Two prominent leaders in the entertainment and music industry have stepped up to make a difference in the lives of a growing number of children resorting to the streets to make a living.
Musician, Su’a June Ryan, and award winning dance choreographer, Seiuli Allan Alo, have committed their time and talent to support a project by A.D.R.A. to utilize the children’s talents to form a group of dancers and singers.
Speaking to the Samoa Observer, Su’a said the programme is for free and everyone is invited. Their target are street vendors.
“This is for a good cause,” she said. “It comes down to the commitment of the child. How we see the programme works for them is to give them something different rather than just leaving them on the streets to look for money and then home.
“I will be coaching these children how to sing and I am looking at some Samoan music as well, some contemporary music that will grab the attention.
“[And] also it depends on Seiuli Allan Alo and his theme, so it’s up to Seiuli to see what the theme will be and I will work my music around that.”
Su’a said Seiuli’s role is extremely important.
“He’s the choreographer so when the show at the end of the year happens it won’t be just pure singing,” she said.
“The show should have a theme where the children will move to the music and sing. We are very positive that it may be a Christmas theme or what Christmas is like in Samoa. So there won’t be any white Christmas, they won’t be singing about snow.”
Su’a and Seiuli plan to approach the families of the vendors about the programme.
“We will approach the parents and devise a schedule that we can all benefit from to maximize the good use of their free time that will keep them from trouble,” Seiuli said. “It will provide the kids a free training on specialized skills and technical skills in the performing arts that will enable them to find employment in the tourism industry.
“It will also rebuild their confidence in reclaiming their own sense of ownership of the positive pathways they could direct their lives into rather than it being wasted on the streets.”
Su’a went on to say that she had done something similar for a different group in the past.
“It’s like they have their own little space that they can identify with so this singing programme would be something they can identify with that they can consider as their own outlet.”
For Seiuli, his involvement is all about being the difference and making a difference.
“This is definitely not a credit seeking for anyone it is not seeking for anyone’s glory but if any glory is sought it is God’s glory,” he said.
“[But] the children need to know that there are people interested in them then trying to provide them with something that are different that is their choice and they can benefit from and they can dream into because music is very important.
“Singing is the most affordable because everyone has a voice, so there won’t be any money spent on this programme.
“So that they know it’s not a social activity and that they can inspire to certain level but as for me I like to take them to competitions overseas.”
As for Seiuli he said he is offering his expertise through dance development and the performing arts.
“This is an extension of our outreach work at the University of the South Pacific and Samoa Arts Council assistance is to provide a platform for not only the able but the not so advantaged as well,” he said.
“You give a man a fish; he will be hungry the next day.

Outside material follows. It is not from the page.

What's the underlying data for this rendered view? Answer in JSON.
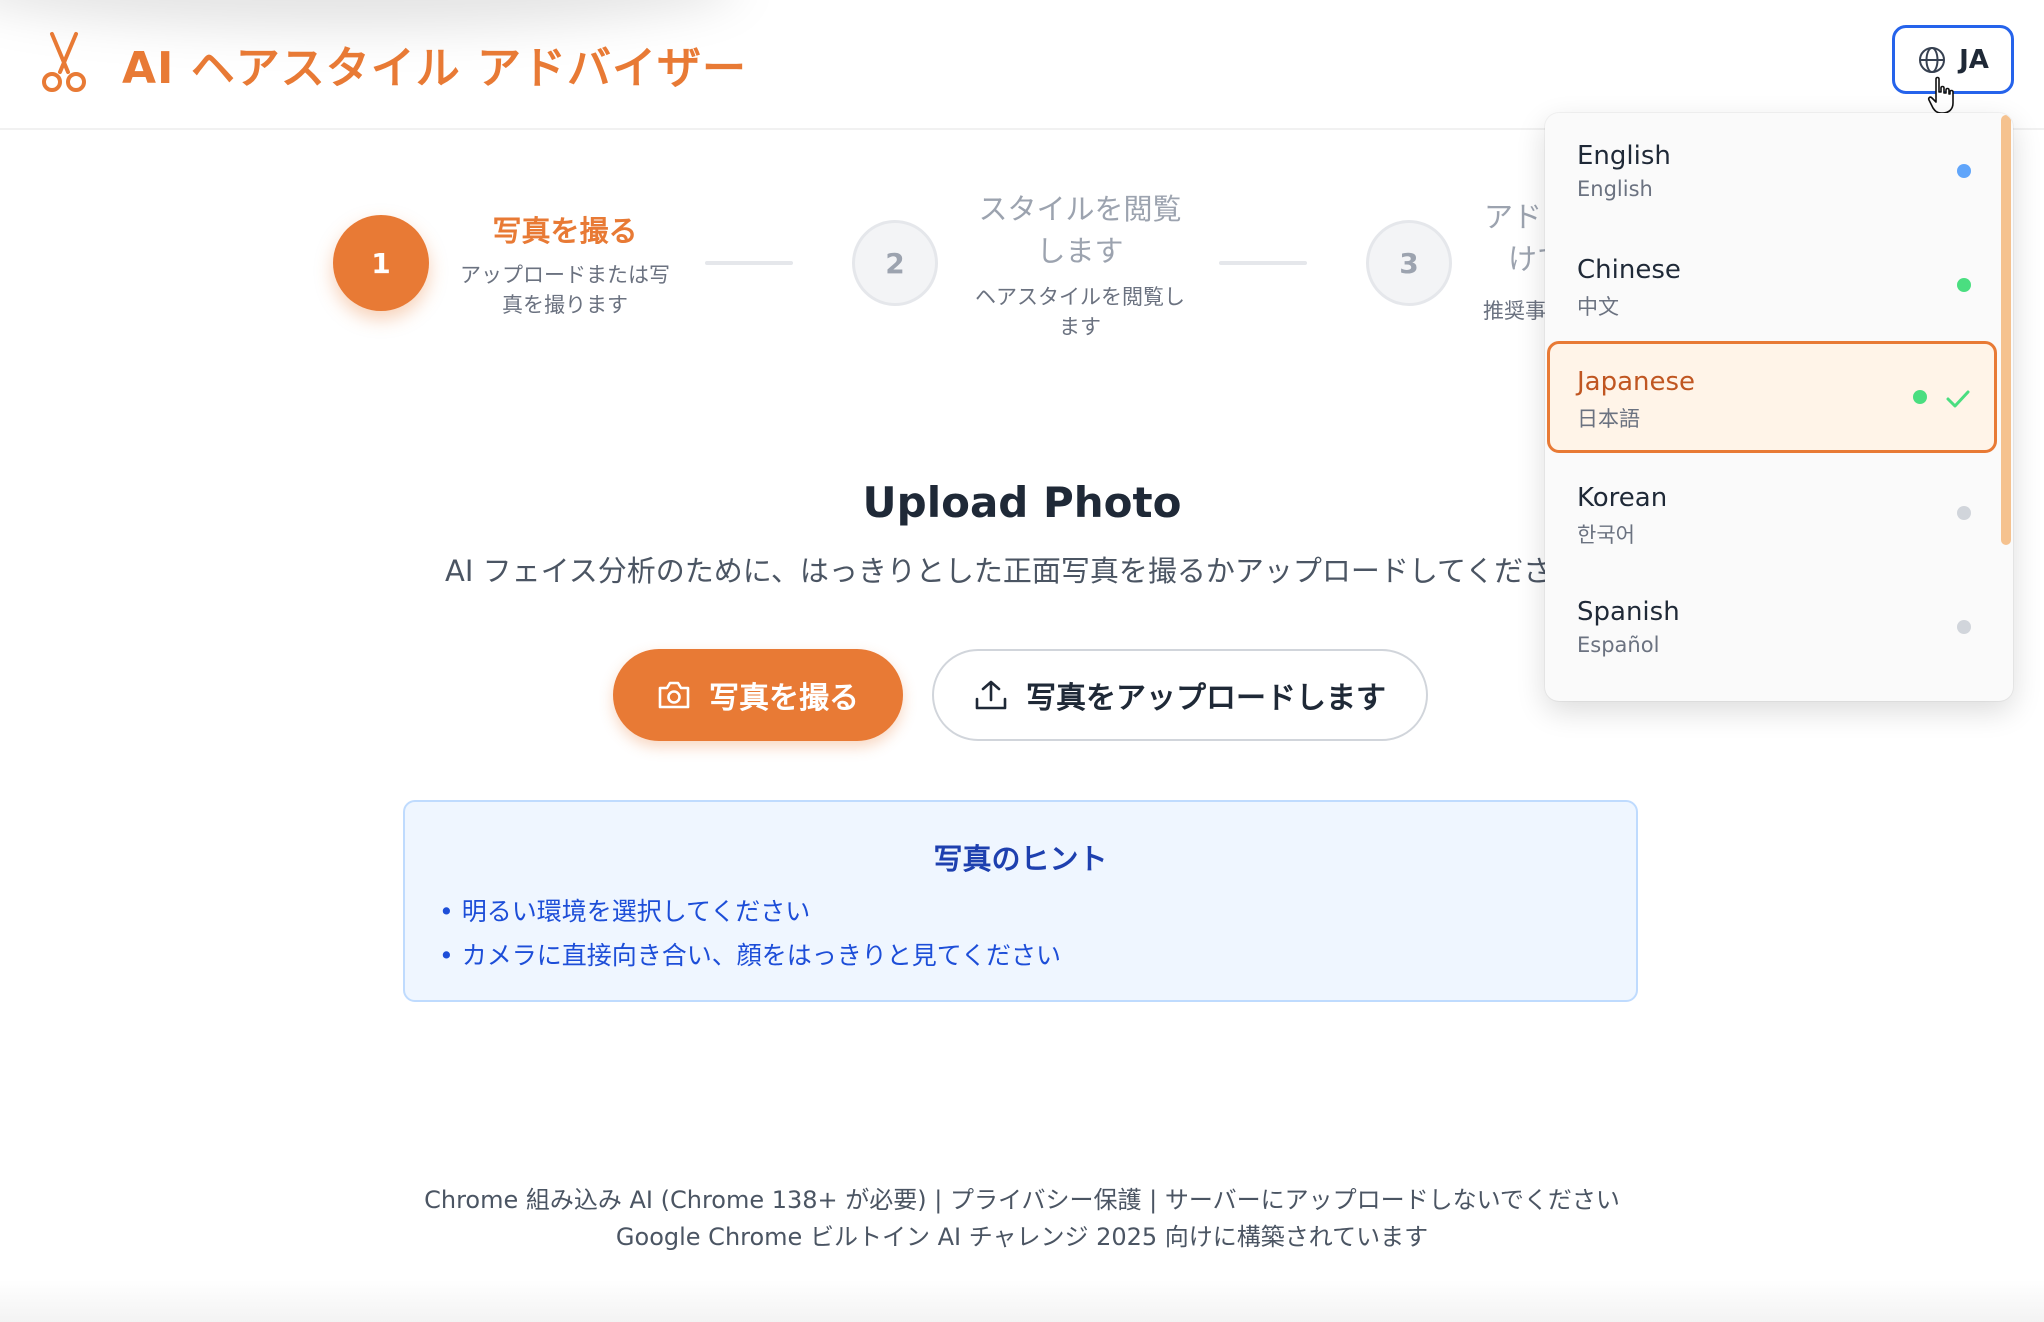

You teach him how to fish he and his family will never be hungry ever again.
“No one proclaims our program is the answer to the social problems we are facing in Samoa but we hope that what we have to offer will provide a small and humble solution to some of the pressing issues of our young people today.
“This is done from the heart with passion and love for our people and in it we hope will glorify our Lord God almighty as he is the giver of our talents and life.”
Su’a went on to say that the programme would not be a social club programme.
“This will not be a social club event, because if we are going to give these children our time then they need to give us their time too, it works both ways,” she said. “So at the end it depends on these children whether they want to take this programme further or not.”